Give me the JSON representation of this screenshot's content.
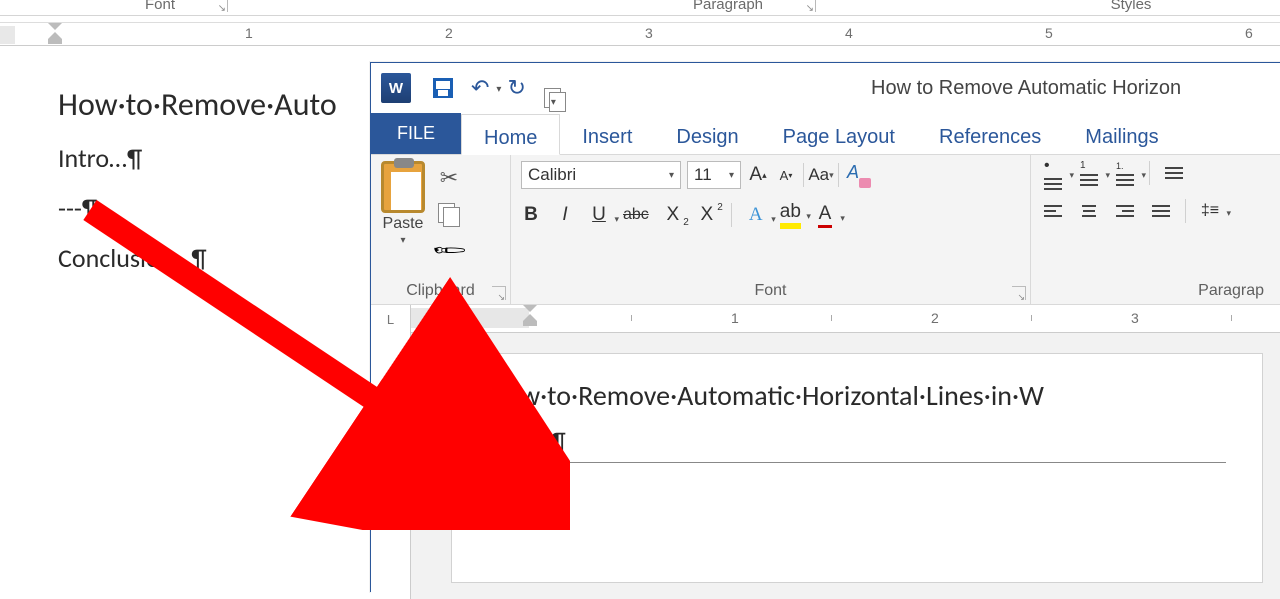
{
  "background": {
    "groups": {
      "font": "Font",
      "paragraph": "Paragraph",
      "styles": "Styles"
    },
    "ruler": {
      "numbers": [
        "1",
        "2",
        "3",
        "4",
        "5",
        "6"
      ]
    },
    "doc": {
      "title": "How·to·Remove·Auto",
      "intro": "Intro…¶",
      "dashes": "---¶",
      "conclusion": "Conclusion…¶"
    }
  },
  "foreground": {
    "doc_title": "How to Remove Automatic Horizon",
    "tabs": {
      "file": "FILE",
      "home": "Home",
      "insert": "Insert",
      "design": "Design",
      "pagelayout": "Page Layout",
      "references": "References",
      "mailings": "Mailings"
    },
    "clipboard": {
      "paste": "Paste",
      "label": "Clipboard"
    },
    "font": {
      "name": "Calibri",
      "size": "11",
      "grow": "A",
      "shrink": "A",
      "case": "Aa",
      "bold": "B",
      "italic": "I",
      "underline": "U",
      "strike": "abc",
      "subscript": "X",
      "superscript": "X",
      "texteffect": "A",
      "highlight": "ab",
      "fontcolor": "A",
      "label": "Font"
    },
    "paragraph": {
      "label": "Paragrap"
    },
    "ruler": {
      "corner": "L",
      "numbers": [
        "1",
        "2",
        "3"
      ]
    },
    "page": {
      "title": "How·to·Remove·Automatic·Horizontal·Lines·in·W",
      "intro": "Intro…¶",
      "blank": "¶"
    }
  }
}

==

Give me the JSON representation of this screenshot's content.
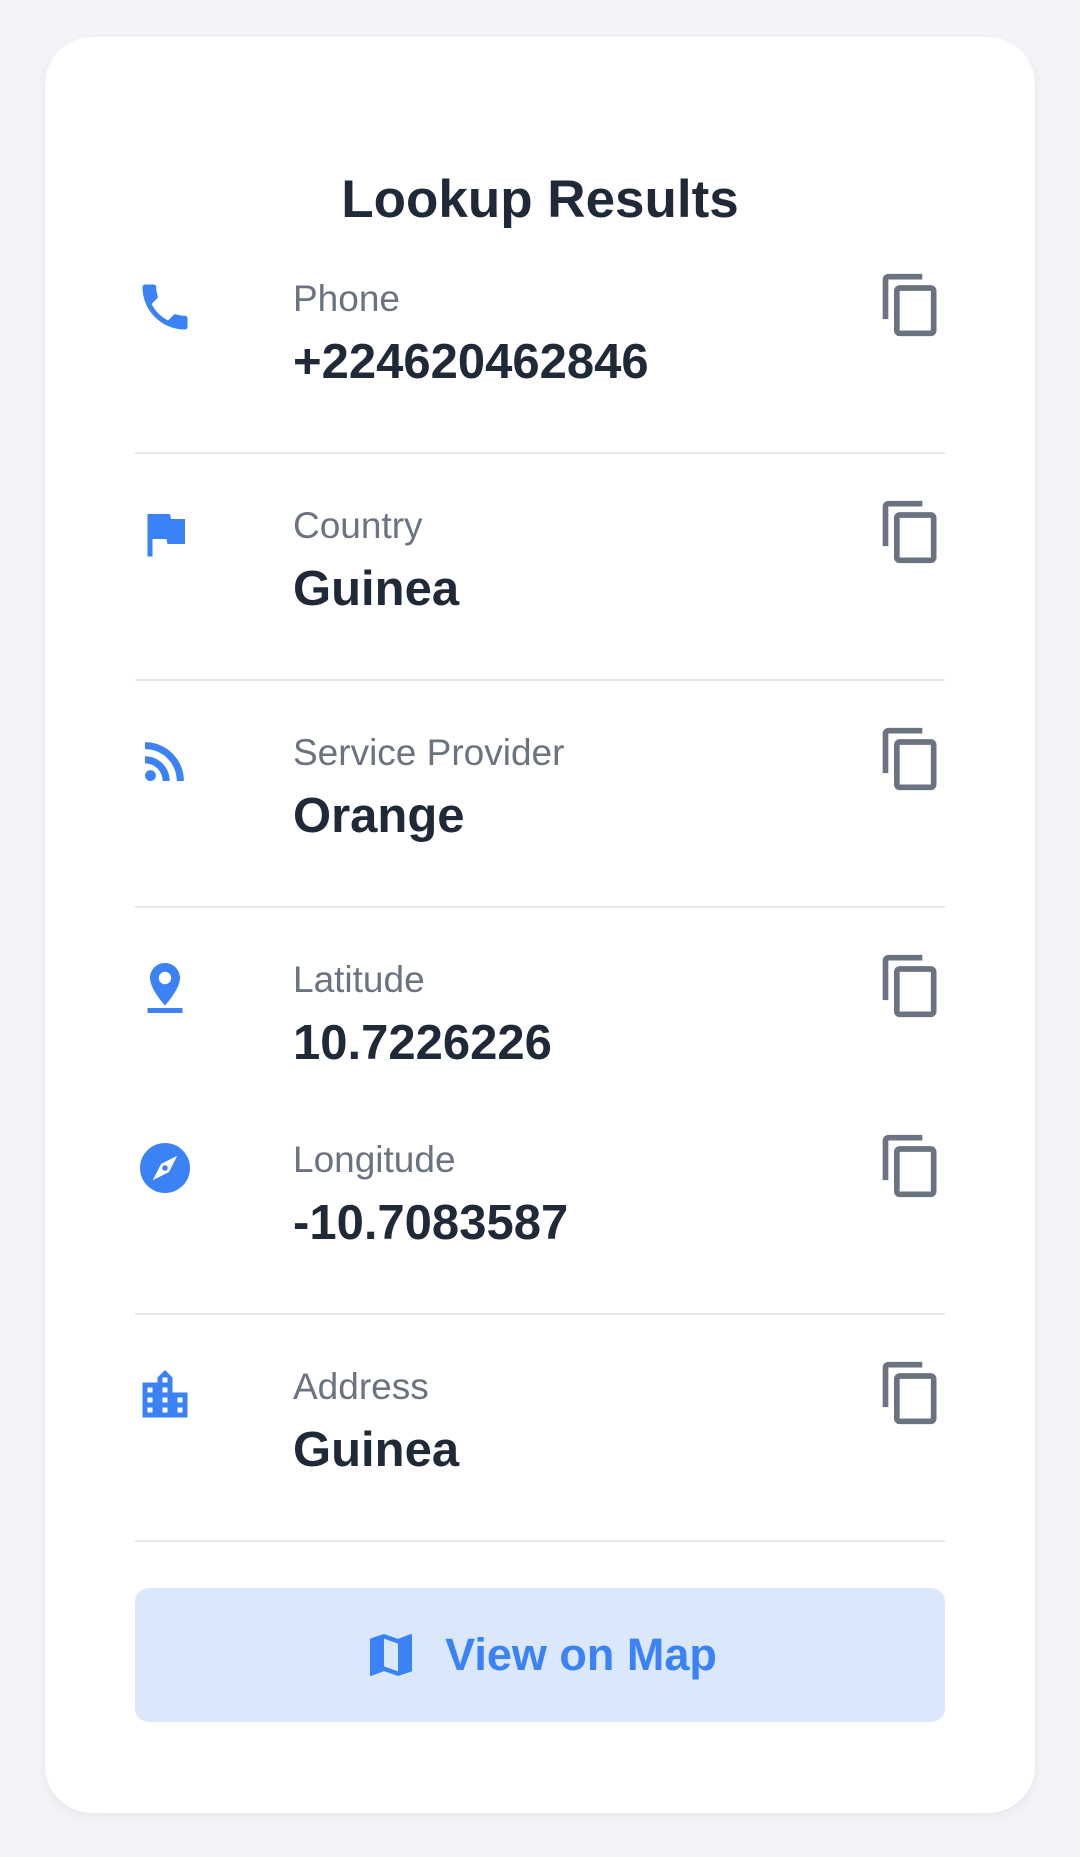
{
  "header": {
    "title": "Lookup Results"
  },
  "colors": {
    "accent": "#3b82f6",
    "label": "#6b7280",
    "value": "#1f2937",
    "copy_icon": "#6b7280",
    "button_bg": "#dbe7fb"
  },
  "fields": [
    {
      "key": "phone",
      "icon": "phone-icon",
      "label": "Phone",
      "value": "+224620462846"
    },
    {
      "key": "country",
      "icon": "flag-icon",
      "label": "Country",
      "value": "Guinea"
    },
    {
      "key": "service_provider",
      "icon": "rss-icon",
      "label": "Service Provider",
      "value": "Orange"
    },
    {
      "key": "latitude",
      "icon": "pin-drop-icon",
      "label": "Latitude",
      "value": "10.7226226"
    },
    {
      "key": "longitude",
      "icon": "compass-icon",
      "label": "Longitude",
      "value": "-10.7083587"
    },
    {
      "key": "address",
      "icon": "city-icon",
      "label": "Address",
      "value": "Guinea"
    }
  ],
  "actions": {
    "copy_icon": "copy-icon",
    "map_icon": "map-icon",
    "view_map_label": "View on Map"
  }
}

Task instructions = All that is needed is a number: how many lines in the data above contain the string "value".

Worked solution = 7